- Launches $2 bln share buyback, qtrly div of $0.10/shr
- Canada business sale delayed, French sale may not happen
- London shares rise 6%
- CEO says no global banking crisis on horizon
HONG KONG, May 2 (Reuters) – HSBC (HSBA.L) tripled its profit in the first quarter as rising interest rates boosted its income, beating analyst forecasts and helping the bank pay its first quarterly dividend since 2019.
The strong results reported by HSBC and Asian rival DBS (DBSM.SI) on Tuesday underscore how aggressive policy tightening has lifted profit margins, even though it has also sparked banking sector turmoil in the U.S. and other markets.
On Monday, regulators seized First Republic Bank (FRC.N) and sold its assets to JPMorgan Chase & Co (JPM.N), in a deal to resolve the largest U.S. bank failure since the 2008 financial crisis and draw a line under the bank sector jitters.
With the rate cycle nearing a peak, the challenge for the likes of HSBC, Europe’s largest bank, will be to sustain its margins this year and beyond.
CEO Noel Quinn said on a call the results showed HSBC’s strengths in a rising rate environment, and played down the risks of further contagion after First Republic’s rescue.
“We do not believe there is a global banking crisis on the horizon. We do not see a negative impact on our business”.
HSBC posted a pretax profit of $12.9 billion for the quarter ended March, versus $4.2 billion a year earlier. The average estimate of 17 analysts compiled by the bank was $8.64 billion.
HSBC shares rose as high as 6% in London, the second best performer on the benchmark FTSE index (.FTSE).
The bank’s revenue “showed strength notably in non-interest income”, analysts from Jefferies said, with more than $1 billion from assets held for trading and global banking and HSBC’s markets unit, which saw a 20% revenue rise from a year ago.
HSBC’s headline profit was boosted by a reversal of a $2 billion impairment it took against the planned sale of its French business, reflecting that the deal may not go through.
It warned last month the disposal could be in jeopardy over regulatory capital concerns for the buyer.
London-headquartered HSBC also reported a delay in the sale of its Canada business, a key part of its strategy to shrink in slow-growing Western markets where it lacks scale.
HSBC said the planned $10 billion sale, originally slated to be completed by the end of this year, will now only likely go through in the first quarter of 2024.
HSBC has tried recently to accelerate its Asian pivot, in part to head off calls from its biggest shareholder, Ping An Insurance Group Co of China (601318.SS), to spin off the Asia unit to boost shareholder returns.

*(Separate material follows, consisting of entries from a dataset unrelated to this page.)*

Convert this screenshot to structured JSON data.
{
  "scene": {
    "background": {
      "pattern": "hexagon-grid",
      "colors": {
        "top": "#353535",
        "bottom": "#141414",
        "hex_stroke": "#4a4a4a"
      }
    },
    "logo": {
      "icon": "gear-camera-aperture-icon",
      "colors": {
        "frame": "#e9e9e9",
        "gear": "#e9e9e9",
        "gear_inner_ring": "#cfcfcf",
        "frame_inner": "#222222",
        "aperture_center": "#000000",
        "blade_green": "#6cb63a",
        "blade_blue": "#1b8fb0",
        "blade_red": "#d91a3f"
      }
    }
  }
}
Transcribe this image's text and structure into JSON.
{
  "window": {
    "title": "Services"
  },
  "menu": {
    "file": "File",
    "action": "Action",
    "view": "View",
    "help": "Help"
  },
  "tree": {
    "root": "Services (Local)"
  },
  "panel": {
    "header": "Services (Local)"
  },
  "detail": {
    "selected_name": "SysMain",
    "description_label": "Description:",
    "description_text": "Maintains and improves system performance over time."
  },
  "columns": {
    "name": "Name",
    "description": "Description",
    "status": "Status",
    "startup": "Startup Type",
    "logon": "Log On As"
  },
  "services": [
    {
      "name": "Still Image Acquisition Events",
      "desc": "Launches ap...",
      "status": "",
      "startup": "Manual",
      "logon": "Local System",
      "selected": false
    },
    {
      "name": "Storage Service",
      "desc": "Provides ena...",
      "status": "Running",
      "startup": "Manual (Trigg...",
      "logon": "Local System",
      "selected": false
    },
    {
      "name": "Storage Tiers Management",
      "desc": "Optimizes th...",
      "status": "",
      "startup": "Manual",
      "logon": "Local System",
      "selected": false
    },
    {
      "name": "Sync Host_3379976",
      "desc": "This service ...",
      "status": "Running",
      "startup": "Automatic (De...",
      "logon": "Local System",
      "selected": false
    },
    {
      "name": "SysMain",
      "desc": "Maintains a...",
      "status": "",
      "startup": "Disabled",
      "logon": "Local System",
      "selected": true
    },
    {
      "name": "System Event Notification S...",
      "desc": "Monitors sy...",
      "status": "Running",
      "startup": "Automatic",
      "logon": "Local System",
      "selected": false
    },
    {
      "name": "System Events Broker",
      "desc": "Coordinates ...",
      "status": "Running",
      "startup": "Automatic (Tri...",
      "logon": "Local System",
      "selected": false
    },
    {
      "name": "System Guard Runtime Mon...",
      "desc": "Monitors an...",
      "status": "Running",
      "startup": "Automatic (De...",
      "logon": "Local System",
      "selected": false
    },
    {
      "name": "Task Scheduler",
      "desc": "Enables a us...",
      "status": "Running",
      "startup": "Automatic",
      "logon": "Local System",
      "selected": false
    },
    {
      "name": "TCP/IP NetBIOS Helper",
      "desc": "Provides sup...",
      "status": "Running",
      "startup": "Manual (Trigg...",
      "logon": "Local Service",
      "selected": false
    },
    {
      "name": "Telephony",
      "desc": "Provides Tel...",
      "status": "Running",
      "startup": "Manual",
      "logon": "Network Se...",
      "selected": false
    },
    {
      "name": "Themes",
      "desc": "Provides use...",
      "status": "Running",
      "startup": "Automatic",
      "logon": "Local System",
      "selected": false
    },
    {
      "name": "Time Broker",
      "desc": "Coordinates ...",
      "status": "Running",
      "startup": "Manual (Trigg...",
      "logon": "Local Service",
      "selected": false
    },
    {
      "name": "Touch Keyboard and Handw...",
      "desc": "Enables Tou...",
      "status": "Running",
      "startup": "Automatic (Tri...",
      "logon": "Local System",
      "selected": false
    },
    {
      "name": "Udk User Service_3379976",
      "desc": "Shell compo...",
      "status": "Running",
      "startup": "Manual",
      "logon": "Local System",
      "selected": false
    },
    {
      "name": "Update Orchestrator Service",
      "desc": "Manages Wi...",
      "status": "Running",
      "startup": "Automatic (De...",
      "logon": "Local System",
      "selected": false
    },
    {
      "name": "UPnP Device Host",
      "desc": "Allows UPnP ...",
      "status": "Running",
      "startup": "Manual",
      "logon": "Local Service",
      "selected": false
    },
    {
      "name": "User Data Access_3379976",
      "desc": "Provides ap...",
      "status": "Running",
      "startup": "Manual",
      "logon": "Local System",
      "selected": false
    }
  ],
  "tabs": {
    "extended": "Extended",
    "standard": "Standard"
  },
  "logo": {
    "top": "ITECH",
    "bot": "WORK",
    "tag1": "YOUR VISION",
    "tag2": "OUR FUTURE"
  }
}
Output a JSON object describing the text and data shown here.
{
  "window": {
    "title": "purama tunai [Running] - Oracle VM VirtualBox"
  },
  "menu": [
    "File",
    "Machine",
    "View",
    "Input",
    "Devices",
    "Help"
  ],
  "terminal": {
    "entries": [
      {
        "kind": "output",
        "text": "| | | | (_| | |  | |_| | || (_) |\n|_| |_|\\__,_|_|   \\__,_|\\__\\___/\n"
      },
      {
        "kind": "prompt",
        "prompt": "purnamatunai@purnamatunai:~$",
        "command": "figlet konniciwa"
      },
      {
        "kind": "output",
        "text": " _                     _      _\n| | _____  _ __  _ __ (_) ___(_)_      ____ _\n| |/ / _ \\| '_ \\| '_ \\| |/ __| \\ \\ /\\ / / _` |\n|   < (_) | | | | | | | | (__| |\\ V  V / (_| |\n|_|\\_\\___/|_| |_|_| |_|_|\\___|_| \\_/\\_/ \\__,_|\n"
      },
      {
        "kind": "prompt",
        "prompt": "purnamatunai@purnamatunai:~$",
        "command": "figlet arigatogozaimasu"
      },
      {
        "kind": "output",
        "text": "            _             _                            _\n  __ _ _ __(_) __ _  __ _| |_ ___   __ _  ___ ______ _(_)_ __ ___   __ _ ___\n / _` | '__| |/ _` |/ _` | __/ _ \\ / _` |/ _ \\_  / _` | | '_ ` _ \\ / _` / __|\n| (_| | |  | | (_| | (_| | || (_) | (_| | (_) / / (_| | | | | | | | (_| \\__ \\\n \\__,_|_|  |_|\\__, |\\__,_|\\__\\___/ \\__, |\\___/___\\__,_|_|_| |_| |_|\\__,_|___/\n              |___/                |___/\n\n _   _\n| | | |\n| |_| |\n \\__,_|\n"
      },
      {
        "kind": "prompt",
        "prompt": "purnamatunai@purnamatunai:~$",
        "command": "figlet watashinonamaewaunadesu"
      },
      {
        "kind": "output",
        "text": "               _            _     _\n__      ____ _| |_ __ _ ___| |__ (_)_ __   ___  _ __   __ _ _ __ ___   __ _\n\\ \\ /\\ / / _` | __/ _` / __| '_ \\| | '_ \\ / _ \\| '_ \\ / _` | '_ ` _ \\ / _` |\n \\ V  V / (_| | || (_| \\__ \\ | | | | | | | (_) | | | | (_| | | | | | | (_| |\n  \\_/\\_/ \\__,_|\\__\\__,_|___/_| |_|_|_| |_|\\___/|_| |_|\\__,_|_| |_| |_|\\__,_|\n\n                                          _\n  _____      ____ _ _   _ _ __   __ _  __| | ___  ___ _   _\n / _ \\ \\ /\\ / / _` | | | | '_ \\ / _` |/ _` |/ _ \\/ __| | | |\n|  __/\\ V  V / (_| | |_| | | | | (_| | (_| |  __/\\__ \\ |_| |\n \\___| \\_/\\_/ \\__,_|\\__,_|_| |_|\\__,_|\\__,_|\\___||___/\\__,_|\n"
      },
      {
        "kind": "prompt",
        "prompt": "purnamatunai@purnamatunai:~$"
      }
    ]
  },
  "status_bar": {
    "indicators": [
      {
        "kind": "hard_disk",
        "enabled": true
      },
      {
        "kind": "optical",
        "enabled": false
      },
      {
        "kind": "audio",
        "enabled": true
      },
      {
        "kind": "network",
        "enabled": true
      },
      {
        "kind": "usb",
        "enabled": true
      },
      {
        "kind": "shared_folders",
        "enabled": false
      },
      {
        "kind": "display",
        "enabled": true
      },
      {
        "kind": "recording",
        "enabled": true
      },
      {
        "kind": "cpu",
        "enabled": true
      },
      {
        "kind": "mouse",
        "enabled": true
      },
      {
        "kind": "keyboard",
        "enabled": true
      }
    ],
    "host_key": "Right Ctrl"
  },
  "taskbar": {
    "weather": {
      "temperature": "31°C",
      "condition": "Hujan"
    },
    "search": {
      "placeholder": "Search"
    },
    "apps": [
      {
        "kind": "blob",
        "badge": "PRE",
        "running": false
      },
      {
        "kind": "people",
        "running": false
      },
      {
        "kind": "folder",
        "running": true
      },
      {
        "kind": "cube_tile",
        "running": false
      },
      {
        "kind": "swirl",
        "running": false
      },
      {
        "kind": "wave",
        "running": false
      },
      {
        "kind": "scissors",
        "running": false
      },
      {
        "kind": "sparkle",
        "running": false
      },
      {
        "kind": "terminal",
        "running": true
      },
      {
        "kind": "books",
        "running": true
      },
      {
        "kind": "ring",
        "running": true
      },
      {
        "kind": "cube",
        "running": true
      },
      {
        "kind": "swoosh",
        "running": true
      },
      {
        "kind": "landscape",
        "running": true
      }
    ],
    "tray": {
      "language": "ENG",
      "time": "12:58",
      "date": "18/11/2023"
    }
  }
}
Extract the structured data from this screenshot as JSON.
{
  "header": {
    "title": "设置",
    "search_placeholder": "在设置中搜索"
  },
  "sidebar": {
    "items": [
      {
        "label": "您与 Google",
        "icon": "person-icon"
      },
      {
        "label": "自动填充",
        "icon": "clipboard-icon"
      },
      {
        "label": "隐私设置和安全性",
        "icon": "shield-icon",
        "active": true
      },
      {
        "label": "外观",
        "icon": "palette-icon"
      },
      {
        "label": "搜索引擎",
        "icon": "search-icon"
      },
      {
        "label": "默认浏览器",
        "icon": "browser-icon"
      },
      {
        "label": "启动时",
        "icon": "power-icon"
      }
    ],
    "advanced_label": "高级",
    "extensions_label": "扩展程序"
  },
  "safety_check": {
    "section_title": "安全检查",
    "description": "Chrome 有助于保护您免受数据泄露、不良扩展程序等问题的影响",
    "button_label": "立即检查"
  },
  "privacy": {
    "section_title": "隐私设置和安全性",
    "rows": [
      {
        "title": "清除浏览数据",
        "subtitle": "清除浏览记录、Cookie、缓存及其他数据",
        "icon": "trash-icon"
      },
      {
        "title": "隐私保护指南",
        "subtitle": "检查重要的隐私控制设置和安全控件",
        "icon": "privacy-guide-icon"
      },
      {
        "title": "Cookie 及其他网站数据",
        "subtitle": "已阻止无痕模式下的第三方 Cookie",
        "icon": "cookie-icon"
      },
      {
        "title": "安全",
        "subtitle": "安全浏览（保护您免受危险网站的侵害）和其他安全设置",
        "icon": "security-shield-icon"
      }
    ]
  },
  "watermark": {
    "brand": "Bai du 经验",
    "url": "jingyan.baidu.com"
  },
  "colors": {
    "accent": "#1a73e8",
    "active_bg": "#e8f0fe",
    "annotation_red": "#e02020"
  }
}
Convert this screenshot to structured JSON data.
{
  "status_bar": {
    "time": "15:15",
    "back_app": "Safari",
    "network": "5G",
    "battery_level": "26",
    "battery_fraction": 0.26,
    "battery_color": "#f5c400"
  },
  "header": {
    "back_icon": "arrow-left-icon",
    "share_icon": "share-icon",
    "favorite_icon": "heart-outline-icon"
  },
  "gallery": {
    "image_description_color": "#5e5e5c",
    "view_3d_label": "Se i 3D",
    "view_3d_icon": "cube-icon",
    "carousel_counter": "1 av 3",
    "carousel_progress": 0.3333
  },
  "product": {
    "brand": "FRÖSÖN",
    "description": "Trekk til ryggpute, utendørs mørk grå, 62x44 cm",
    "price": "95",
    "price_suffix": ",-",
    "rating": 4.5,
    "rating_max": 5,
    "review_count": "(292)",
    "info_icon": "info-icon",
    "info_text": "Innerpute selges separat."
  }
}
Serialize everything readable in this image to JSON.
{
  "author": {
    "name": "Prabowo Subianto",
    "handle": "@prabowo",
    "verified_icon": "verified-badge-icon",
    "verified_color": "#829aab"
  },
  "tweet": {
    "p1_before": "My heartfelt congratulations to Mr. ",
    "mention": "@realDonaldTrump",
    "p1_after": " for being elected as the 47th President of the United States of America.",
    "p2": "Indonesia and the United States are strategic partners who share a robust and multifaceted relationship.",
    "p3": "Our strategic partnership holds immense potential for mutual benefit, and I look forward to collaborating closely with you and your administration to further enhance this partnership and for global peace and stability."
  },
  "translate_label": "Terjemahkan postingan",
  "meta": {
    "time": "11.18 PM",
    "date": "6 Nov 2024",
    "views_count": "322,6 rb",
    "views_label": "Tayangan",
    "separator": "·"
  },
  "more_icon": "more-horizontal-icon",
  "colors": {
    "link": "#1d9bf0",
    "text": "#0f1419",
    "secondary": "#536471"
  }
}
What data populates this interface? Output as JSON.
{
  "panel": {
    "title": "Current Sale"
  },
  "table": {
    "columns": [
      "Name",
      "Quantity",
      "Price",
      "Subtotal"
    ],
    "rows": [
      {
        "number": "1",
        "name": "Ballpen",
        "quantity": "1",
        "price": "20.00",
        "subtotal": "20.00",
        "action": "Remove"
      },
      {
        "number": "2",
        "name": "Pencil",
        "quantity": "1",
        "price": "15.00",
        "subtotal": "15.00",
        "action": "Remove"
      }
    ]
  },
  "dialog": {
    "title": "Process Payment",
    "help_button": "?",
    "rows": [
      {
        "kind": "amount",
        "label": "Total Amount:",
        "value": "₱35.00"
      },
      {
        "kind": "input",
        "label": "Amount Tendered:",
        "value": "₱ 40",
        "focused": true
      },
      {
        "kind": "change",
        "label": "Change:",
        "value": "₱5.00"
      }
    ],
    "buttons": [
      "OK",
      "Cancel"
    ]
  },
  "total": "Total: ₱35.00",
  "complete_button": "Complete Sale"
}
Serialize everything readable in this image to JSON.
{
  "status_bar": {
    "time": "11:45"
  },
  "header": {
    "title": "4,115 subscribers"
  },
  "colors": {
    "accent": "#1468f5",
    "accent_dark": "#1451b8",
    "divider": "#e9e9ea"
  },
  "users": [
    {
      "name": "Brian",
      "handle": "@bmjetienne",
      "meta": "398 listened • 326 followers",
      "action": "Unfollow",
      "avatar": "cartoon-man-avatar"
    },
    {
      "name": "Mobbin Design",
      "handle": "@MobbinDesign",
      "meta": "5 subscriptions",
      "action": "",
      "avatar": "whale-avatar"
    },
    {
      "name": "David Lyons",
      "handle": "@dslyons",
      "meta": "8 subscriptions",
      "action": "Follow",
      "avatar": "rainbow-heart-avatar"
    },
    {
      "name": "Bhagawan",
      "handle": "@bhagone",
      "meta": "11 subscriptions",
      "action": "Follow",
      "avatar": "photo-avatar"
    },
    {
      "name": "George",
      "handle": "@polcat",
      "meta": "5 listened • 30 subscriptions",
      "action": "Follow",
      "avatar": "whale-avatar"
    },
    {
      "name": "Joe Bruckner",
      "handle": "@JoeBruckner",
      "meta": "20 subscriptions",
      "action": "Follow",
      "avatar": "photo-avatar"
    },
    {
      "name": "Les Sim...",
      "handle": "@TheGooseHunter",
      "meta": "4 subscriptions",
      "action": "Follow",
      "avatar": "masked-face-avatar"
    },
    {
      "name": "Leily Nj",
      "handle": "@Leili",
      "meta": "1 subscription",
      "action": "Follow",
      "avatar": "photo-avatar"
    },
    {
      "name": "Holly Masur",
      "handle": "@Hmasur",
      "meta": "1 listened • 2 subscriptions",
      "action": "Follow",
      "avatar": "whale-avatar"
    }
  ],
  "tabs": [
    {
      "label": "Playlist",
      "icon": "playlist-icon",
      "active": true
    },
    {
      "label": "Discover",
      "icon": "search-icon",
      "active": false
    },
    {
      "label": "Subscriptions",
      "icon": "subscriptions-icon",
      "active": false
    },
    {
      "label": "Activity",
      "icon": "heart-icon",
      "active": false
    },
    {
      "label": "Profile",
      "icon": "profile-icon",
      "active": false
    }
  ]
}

Shareholders will vote at the bank’s annual meeting on May 5 on two resolutions filed by a Hong Kong investor and supported by Ping An, calling for higher dividends and a regular update on strategic proposals.
HSBC, which has opposed the resolutions, criticised the spin-off proposal again on Tuesday. Shareholder advisory firms Glass Lewis and Institutional Shareholder Services recommended that investors vote against the proposal, which needs 75% approval to pass.
Norway’s state investment fund, HSBC’s fourth biggest shareholder with a 3% stake, has also said it will vote in line with the bank, which announced a $0.10 per share dividend and flagged the first of a new buyback cycle of up to $2 billion.
HSBC reported deposits fell 0.6% to $1.6 trillion, excluding those it acquired by bailing out the UK arm of failed U.S. lender Silicon Valley Bank and the reclassification of French retail deposits. Quinn said the drop was “nothing significant”.
Big European banks have reported deposits falling as consumers, faced with a cost of living crisis, eat into savings and shop around for higher-paying products such as fixed-term deposits and investment funds.
Despite the surging profit, HSBC did not raise its key performance target of a return on tangible equity of at least 12% from this year onwards, which analysts were anticipating.
HSBC’s results showed a strong overall performance but a failure to upgrade its outlook was overly cautious, Citi analysts said.
Reporting by Selena Li ing Kong Kong and Lawrence White in London; Editing by Muralikumar Anantharaman